▶ **Task instructions**
Leaving the pictures aside, repeat the entries exactly.

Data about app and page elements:
___

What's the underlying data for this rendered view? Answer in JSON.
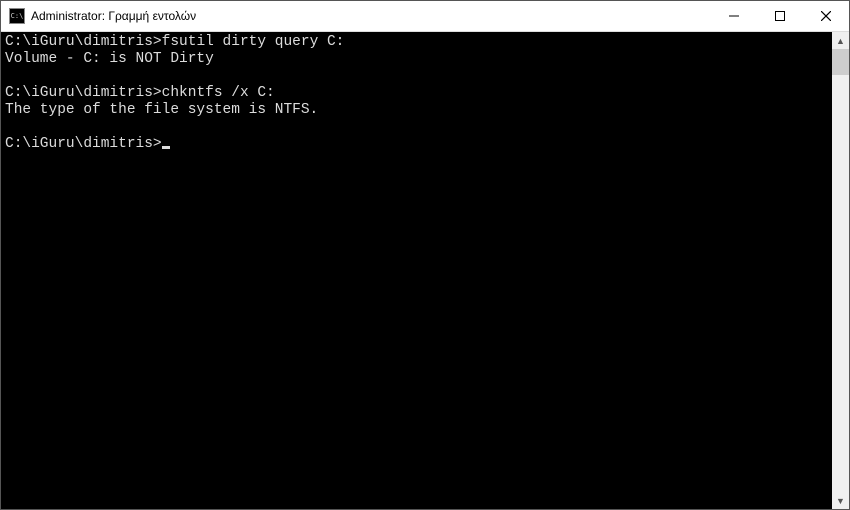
{
  "window": {
    "title": "Administrator: Γραμμή εντολών",
    "icon_label": "cmd-icon",
    "controls": {
      "minimize": "—",
      "maximize": "□",
      "close": "✕"
    }
  },
  "terminal": {
    "lines": [
      {
        "prompt": "C:\\iGuru\\dimitris>",
        "command": "fsutil dirty query C:"
      },
      {
        "output": "Volume - C: is NOT Dirty"
      },
      {
        "output": ""
      },
      {
        "prompt": "C:\\iGuru\\dimitris>",
        "command": "chkntfs /x C:"
      },
      {
        "output": "The type of the file system is NTFS."
      },
      {
        "output": ""
      },
      {
        "prompt": "C:\\iGuru\\dimitris>",
        "command": "",
        "cursor": true
      }
    ]
  },
  "scrollbar": {
    "up": "▲",
    "down": "▼"
  }
}
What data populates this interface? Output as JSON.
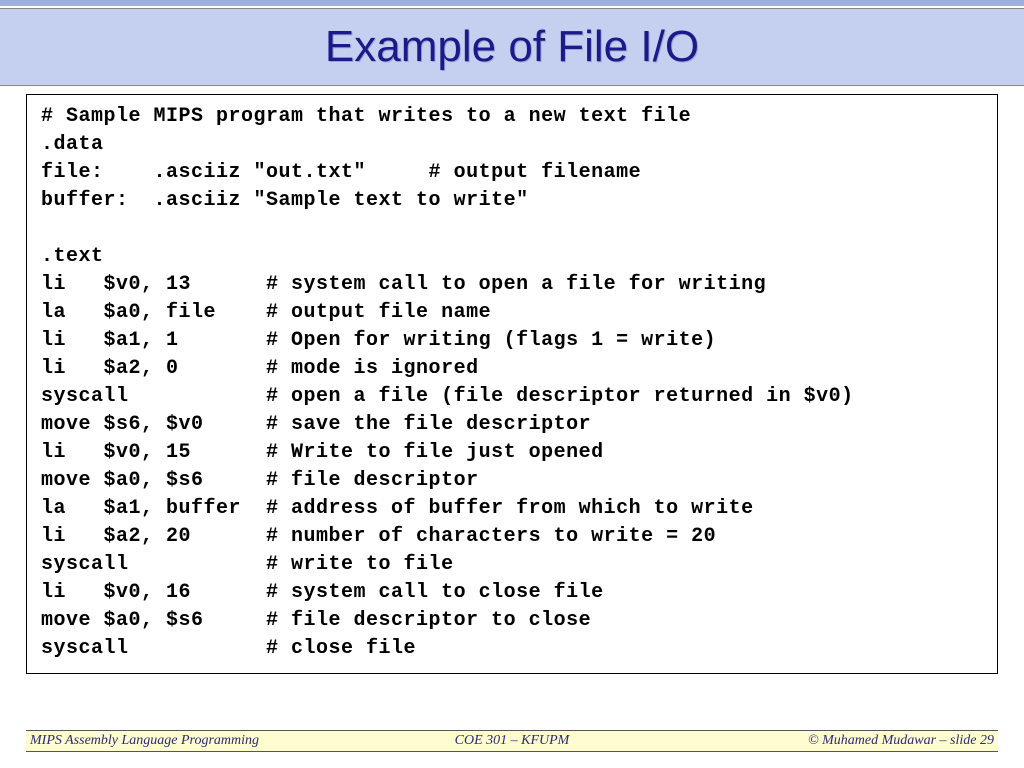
{
  "title": "Example of File I/O",
  "code": [
    "# Sample MIPS program that writes to a new text file",
    ".data",
    "file:    .asciiz \"out.txt\"     # output filename",
    "buffer:  .asciiz \"Sample text to write\"",
    "",
    ".text",
    "li   $v0, 13      # system call to open a file for writing",
    "la   $a0, file    # output file name",
    "li   $a1, 1       # Open for writing (flags 1 = write)",
    "li   $a2, 0       # mode is ignored",
    "syscall           # open a file (file descriptor returned in $v0)",
    "move $s6, $v0     # save the file descriptor",
    "li   $v0, 15      # Write to file just opened",
    "move $a0, $s6     # file descriptor",
    "la   $a1, buffer  # address of buffer from which to write",
    "li   $a2, 20      # number of characters to write = 20",
    "syscall           # write to file",
    "li   $v0, 16      # system call to close file",
    "move $a0, $s6     # file descriptor to close",
    "syscall           # close file"
  ],
  "footer": {
    "left": "MIPS Assembly Language Programming",
    "center": "COE 301 – KFUPM",
    "right": "© Muhamed Mudawar – slide 29"
  }
}
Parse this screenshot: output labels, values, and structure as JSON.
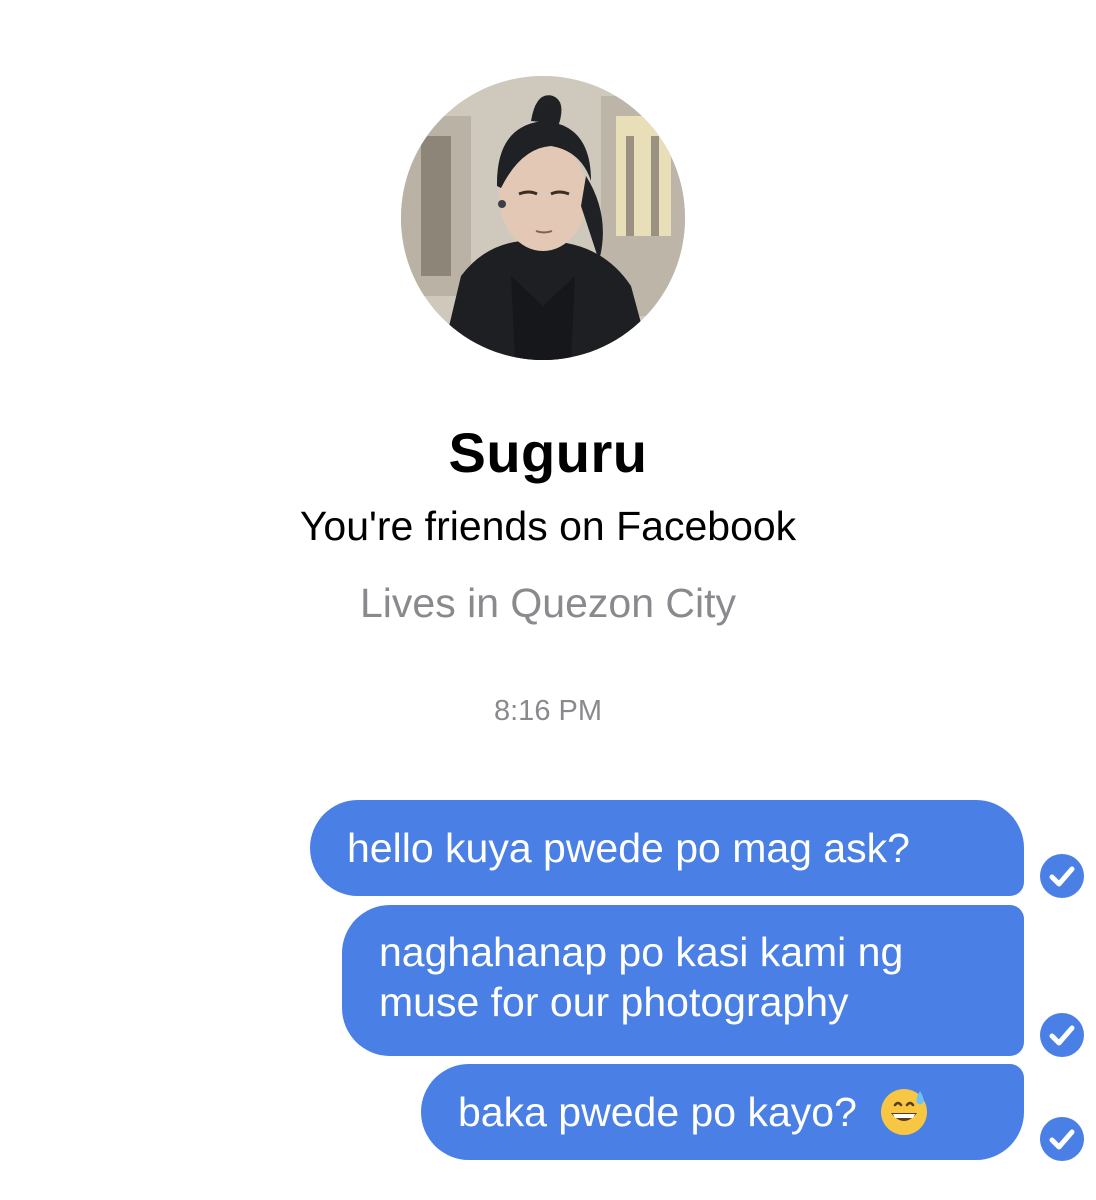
{
  "profile": {
    "name": "Suguru",
    "friend_status": "You're friends on Facebook",
    "location": "Lives in Quezon City"
  },
  "conversation": {
    "timestamp": "8:16 PM",
    "messages": [
      {
        "text": "hello kuya pwede po mag ask?",
        "status": "seen"
      },
      {
        "lines": [
          "naghahanap po kasi kami ng",
          "muse for our photography"
        ],
        "status": "seen"
      },
      {
        "text": "baka pwede po kayo?",
        "emoji": "grinning-face-with-sweat",
        "status": "seen"
      }
    ]
  },
  "colors": {
    "bubble": "#4a7fe6",
    "muted_text": "#8a8a8e"
  }
}
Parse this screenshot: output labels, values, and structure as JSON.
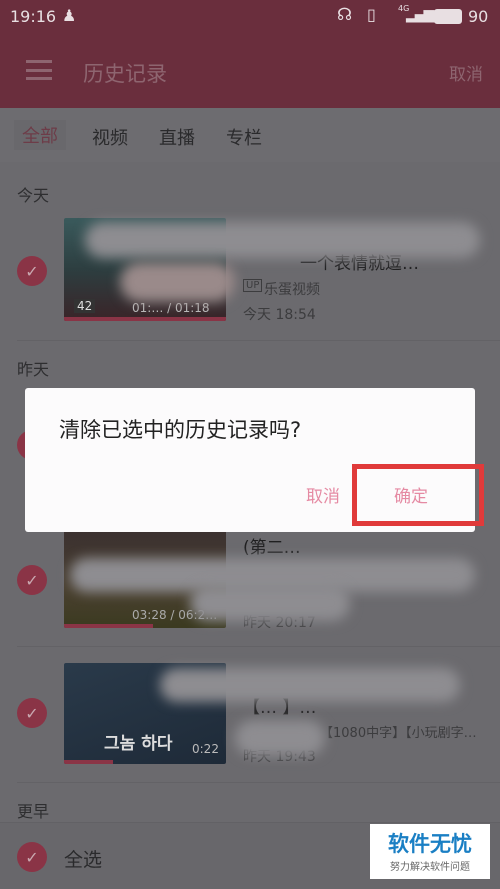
{
  "status_bar": {
    "time": "19:16",
    "battery": "90",
    "network": "4G",
    "icons": [
      "qq-icon",
      "headphone-icon",
      "vibrate-icon",
      "signal-icon",
      "battery-icon"
    ]
  },
  "header": {
    "title": "历史记录",
    "cancel": "取消",
    "menu_icon": "hamburger-icon"
  },
  "tabs": [
    {
      "label": "全部",
      "active": true
    },
    {
      "label": "视频"
    },
    {
      "label": "直播"
    },
    {
      "label": "专栏"
    }
  ],
  "sections": {
    "today": "今天",
    "yesterday": "昨天",
    "earlier": "更早"
  },
  "items": [
    {
      "title": "一个表情就逗…",
      "uploader_badge": "UP",
      "uploader": "乐蛋视频",
      "time": "今天 18:54",
      "thumb_badge": "42",
      "progress_text": "01:… / 01:18",
      "checked": true
    },
    {
      "title": "(第二…",
      "time": "昨天 20:17",
      "progress_text": "03:28 / 06:2…",
      "checked": true
    },
    {
      "title": "【… 】…",
      "subtitle": "【1080中字】【小玩剧字…",
      "time": "昨天 19:43",
      "progress_text": "0:22",
      "thumb_text": "그놈 하다",
      "checked": true
    }
  ],
  "dialog": {
    "message": "清除已选中的历史记录吗?",
    "cancel": "取消",
    "confirm": "确定"
  },
  "bottom": {
    "select_all": "全选",
    "checked": true
  },
  "watermark": {
    "title": "软件无忧",
    "subtitle": "努力解决软件问题"
  },
  "colors": {
    "accent": "#e05c7b",
    "highlight": "#e03a3a",
    "dialog_button": "#e58aa3",
    "watermark": "#1a7fc4"
  }
}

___

▶ **Response**
What's the underlying data for this rendered view? Answer in JSON.
{
  "window": {
    "title": "Administrator: Γραμμή εντολών",
    "icon_label": "cmd-icon",
    "controls": {
      "minimize": "—",
      "maximize": "□",
      "close": "✕"
    }
  },
  "terminal": {
    "lines": [
      {
        "prompt": "C:\\iGuru\\dimitris>",
        "command": "fsutil dirty query C:"
      },
      {
        "output": "Volume - C: is NOT Dirty"
      },
      {
        "output": ""
      },
      {
        "prompt": "C:\\iGuru\\dimitris>",
        "command": "chkntfs /x C:"
      },
      {
        "output": "The type of the file system is NTFS."
      },
      {
        "output": ""
      },
      {
        "prompt": "C:\\iGuru\\dimitris>",
        "command": "",
        "cursor": true
      }
    ]
  },
  "scrollbar": {
    "up": "▲",
    "down": "▼"
  }
}
What data populates this interface? Output as JSON.
{
  "title": "Example of File I/O",
  "code": [
    "# Sample MIPS program that writes to a new text file",
    ".data",
    "file:    .asciiz \"out.txt\"     # output filename",
    "buffer:  .asciiz \"Sample text to write\"",
    "",
    ".text",
    "li   $v0, 13      # system call to open a file for writing",
    "la   $a0, file    # output file name",
    "li   $a1, 1       # Open for writing (flags 1 = write)",
    "li   $a2, 0       # mode is ignored",
    "syscall           # open a file (file descriptor returned in $v0)",
    "move $s6, $v0     # save the file descriptor",
    "li   $v0, 15      # Write to file just opened",
    "move $a0, $s6     # file descriptor",
    "la   $a1, buffer  # address of buffer from which to write",
    "li   $a2, 20      # number of characters to write = 20",
    "syscall           # write to file",
    "li   $v0, 16      # system call to close file",
    "move $a0, $s6     # file descriptor to close",
    "syscall           # close file"
  ],
  "footer": {
    "left": "MIPS Assembly Language Programming",
    "center": "COE 301 – KFUPM",
    "right": "© Muhamed Mudawar – slide 29"
  }
}
Parse this screenshot: output labels, values, and structure as JSON.
{
  "profile": {
    "name": "Suguru",
    "friend_status": "You're friends on Facebook",
    "location": "Lives in Quezon City"
  },
  "conversation": {
    "timestamp": "8:16 PM",
    "messages": [
      {
        "text": "hello kuya pwede po mag ask?",
        "status": "seen"
      },
      {
        "lines": [
          "naghahanap po kasi kami ng",
          "muse for our photography"
        ],
        "status": "seen"
      },
      {
        "text": "baka pwede po kayo?",
        "emoji": "grinning-face-with-sweat",
        "status": "seen"
      }
    ]
  },
  "colors": {
    "bubble": "#4a7fe6",
    "muted_text": "#8a8a8e"
  }
}
Parse this screenshot: output labels, values, and structure as JSON.
{
  "status_bar": {
    "time": "19:16",
    "battery": "90",
    "network": "4G",
    "icons": [
      "qq-icon",
      "headphone-icon",
      "vibrate-icon",
      "signal-icon",
      "battery-icon"
    ]
  },
  "header": {
    "title": "历史记录",
    "cancel": "取消",
    "menu_icon": "hamburger-icon"
  },
  "tabs": [
    {
      "label": "全部",
      "active": true
    },
    {
      "label": "视频"
    },
    {
      "label": "直播"
    },
    {
      "label": "专栏"
    }
  ],
  "sections": {
    "today": "今天",
    "yesterday": "昨天",
    "earlier": "更早"
  },
  "items": [
    {
      "title": "一个表情就逗…",
      "uploader_badge": "UP",
      "uploader": "乐蛋视频",
      "time": "今天 18:54",
      "thumb_badge": "42",
      "progress_text": "01:… / 01:18",
      "checked": true
    },
    {
      "title": "(第二…",
      "time": "昨天 20:17",
      "progress_text": "03:28 / 06:2…",
      "checked": true
    },
    {
      "title": "【… 】…",
      "subtitle": "【1080中字】【小玩剧字…",
      "time": "昨天 19:43",
      "progress_text": "0:22",
      "thumb_text": "그놈 하다",
      "checked": true
    }
  ],
  "dialog": {
    "message": "清除已选中的历史记录吗?",
    "cancel": "取消",
    "confirm": "确定"
  },
  "bottom": {
    "select_all": "全选",
    "checked": true
  },
  "watermark": {
    "title": "软件无忧",
    "subtitle": "努力解决软件问题"
  },
  "colors": {
    "accent": "#e05c7b",
    "highlight": "#e03a3a",
    "dialog_button": "#e58aa3",
    "watermark": "#1a7fc4"
  }
}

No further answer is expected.